Now Richard Ekstract gives more details from the moment in art history. Ekstract had arranged for Warhol to get use of a video camera—then a new consumer product—and tapes for free. This represented a huge monetary value to Warhol which he would later repay with a gift of the materials to make a series of the Red Self Portraits that now stand at the heart of the controversy:
I agreed to sponsor the world premiere of these videos in an underground location. The party was held on an unused rail platform underneath the Waldorf Astoria Hotel in New York City, adjacent to the tracks of the New York Central Railroad. Guests had to enter through a fire door on East 49th Street and descend two long staircases to reach the tracks, which then had to be crossed to reach the platform. The Waldorf Astoria Hotel was kind enough to run an electric line down to the platform so we could show the work. We had to move in by hand the bulky equipment needed to project the sound and video. We weren’t able to serve food at the party because there were rats around.

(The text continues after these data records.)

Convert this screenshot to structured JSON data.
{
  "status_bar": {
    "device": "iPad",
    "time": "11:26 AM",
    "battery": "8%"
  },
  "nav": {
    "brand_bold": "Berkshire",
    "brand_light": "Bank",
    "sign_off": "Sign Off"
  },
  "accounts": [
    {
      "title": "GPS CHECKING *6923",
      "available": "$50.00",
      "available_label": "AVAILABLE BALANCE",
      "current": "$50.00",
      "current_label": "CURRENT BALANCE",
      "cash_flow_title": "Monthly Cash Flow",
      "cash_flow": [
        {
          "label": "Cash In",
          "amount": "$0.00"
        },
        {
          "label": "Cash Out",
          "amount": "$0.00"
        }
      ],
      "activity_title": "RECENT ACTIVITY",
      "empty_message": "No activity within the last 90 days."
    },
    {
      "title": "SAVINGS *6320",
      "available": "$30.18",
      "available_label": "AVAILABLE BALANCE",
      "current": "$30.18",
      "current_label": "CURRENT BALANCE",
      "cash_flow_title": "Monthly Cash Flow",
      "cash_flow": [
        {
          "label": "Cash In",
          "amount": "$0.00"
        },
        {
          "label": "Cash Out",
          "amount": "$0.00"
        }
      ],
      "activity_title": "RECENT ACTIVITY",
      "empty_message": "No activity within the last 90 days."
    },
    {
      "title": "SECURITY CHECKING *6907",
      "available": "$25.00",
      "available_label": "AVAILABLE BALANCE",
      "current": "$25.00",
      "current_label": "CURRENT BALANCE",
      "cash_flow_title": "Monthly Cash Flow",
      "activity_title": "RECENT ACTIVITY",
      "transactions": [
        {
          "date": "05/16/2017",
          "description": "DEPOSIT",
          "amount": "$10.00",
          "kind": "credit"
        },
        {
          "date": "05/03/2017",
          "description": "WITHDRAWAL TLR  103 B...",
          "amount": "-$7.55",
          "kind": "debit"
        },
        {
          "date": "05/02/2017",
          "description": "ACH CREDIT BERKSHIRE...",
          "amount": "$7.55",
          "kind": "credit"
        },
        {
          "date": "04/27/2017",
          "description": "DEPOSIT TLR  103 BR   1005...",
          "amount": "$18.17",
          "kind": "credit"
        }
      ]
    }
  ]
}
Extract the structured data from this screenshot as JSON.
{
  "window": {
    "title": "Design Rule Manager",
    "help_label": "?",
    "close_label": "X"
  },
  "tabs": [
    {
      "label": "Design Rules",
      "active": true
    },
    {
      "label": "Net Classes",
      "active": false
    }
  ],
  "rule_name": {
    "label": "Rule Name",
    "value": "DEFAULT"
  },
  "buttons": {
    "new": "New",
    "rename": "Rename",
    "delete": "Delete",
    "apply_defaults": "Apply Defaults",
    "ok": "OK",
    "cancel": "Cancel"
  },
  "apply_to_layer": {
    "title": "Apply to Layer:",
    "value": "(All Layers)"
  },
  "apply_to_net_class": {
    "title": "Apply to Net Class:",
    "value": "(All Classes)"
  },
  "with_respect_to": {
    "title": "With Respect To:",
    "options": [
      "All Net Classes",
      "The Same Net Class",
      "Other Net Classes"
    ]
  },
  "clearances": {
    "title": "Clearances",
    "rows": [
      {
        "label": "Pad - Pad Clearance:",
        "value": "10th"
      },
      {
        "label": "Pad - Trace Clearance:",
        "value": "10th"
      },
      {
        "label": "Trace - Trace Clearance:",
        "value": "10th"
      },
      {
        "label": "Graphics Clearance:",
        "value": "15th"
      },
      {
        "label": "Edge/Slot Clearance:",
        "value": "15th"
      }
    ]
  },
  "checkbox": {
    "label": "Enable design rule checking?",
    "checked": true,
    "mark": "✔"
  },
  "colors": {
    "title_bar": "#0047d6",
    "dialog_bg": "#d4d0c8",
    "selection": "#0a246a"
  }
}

TheNew York Herald Tribune had a photographer on hand to document everything—including a staged “happening” in which two costumed Elizabethan swordsmen suddenly began dueling on the platform. The story with photos appeared in the Sunday edition of the Herald Tribune. The red Warhol self-portrait was on display for all to see. And a new chapter of art history was written in the bowels of Manhattan.
Warhol Under the Waldorf (New York Review of Books Letters)
How Andy Warhol’s Red Self Portraits Were Made (New York Review of Books)
‘What Andy Warhol Did’: An Exchange from the June 9, 2011 issue
The Warhol Foundation on Trial from the February 25, 2010 issue
What Is a Warhol?: An Exchange from the December 17, 2009 issue
‘What Is an Andy Warhol?’: An Exchange from the November 19, 2009 issue